Dark Light - a response by Stephen Zepke
Dark Light is a beautifully difficult work. What seems to me the most difficult, but also the most beautiful thing about it, is the gap it produces - insists upon I would say - between its dense text and its intense imagery. The film immediately confronts us with the problem of how to reconcile the two, but rather than providing us with an answer it instead presents this problem as its productive condition, prolonging it into an aching tension that seems to suspend its terms within a vibrating and strange moment. This moment both beautiful and difficult.
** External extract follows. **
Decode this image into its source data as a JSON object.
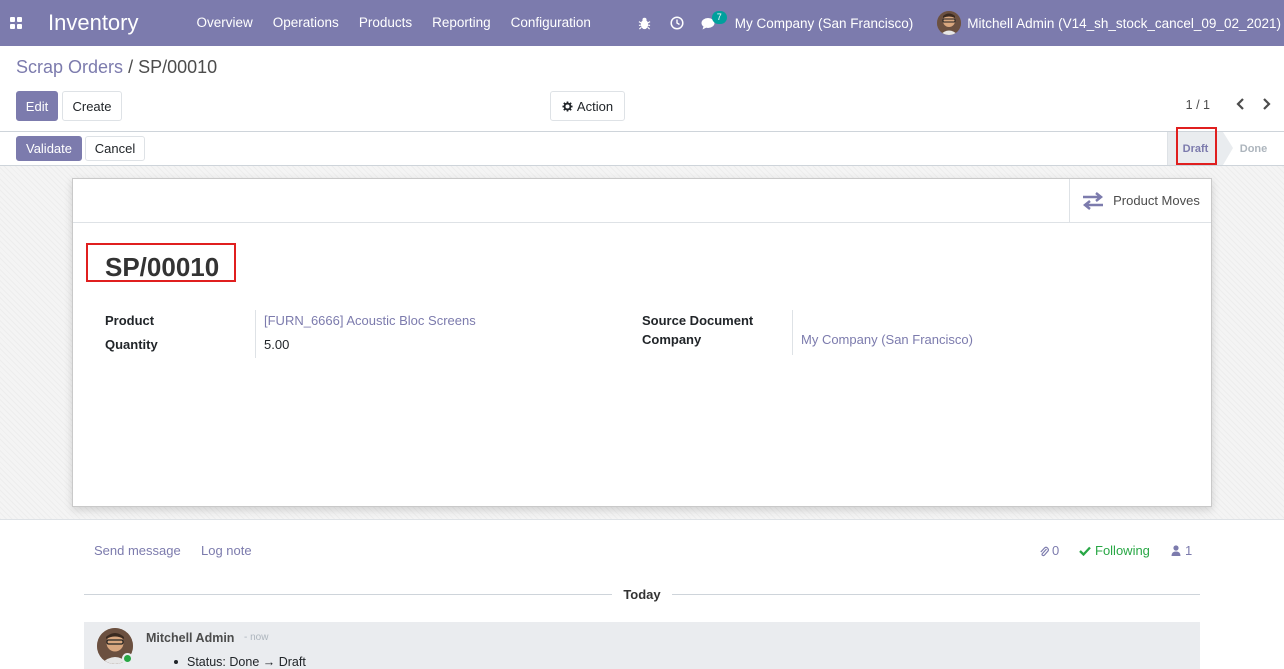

This moment or suspended 'gap' between the content of the words and that of the images seems to me to have a performative relation to the theme of the film: human relations to the animal, both the one outside and inside of us. As the words traced the limits of this impossible relation, so this impossiblity manifested in the irreconcilable splitting of the image from the word. But this 'splitting' was itself a 'joining', a performative affect of inadequacy that staged itself on the very limits of description. In fact, I'm not at all sure it was 'described', inasmuch as it tried to position itself beyond the limits of language and description, at that very point where the human - and perhaps language too - takes leave of itself. But what I loved about this gesture was that it absolutely refused any destructive movements, any sublime collapse, but instead explored this gap as the formal condition of its own existence, as the ontological condition of its dark poetics.
Still from Dark Light (2014) Maria O'Connor
On the level of its content this genetic tension also ordered its opposed terms: philosophy about animals (often horses) and images of horses. Without leaving this deceptively simple structure then, the film motivated its terms as vectors whose trajectories took them away from each other, deconstructing their assumed harmony to reveal a gap that was both their genetic condition, and their impossible relation. Within this carefully calibrated choreography the animal arose in all its reality - the real, the impossible real, that dark chasm between language and life. From within this chasm language and animality confront each other, the first talking insessantly while the other finds a form in the opaque and liquid gaze of those statuesque beasts. An unreadable void - dark light. We illuminate it only by destroying it, a true example of what must always be false, the veiling/unveiling of Being. To say this of a film seems odd, pretentious even, but I don't think it in any way exceeds the scope or the ambition of the film, which is quite explicit about its philosophical point. Explicit but graceful I would say, offering a performance and not a lecture. Learning by doing.
The film nevertheless refuses all gestures towards presence and immediacy in favour of a very refined and meditative slippage, a kind of generous refusal, if I can put it like that. But still, for me, the animal emerged in its puzzling grandeur in the images of the magnificent sweating, steaming horse, and then later and even more mysteriously, as the two horses' backs rise out of the smoking landscape, like fish, or hills, or fearfully partial-objects. At these moments something of the 'horse' in its animality pushed itself forward, and a shiver went down my spine that was both terrifying and delicious. At these moments the images seemed to drown out the words so I cannot remember what was actually said. At these moments the film seemed to be moving towords its own outside, the outside of an inside/outside, perhaps??
This is already a sensation far more intense than most humans deserve. Thank you Maria for your dark light.
- Stephen Zepke
Stephen Zepke teaches Philosophy at the University of Vienna, Austria. He is the author of Art as Abstract Machine: Ontology and Aesthetics in Deleuze and Guattari (Routledge, 2005). Watch Dark Light on CIRCUIT here.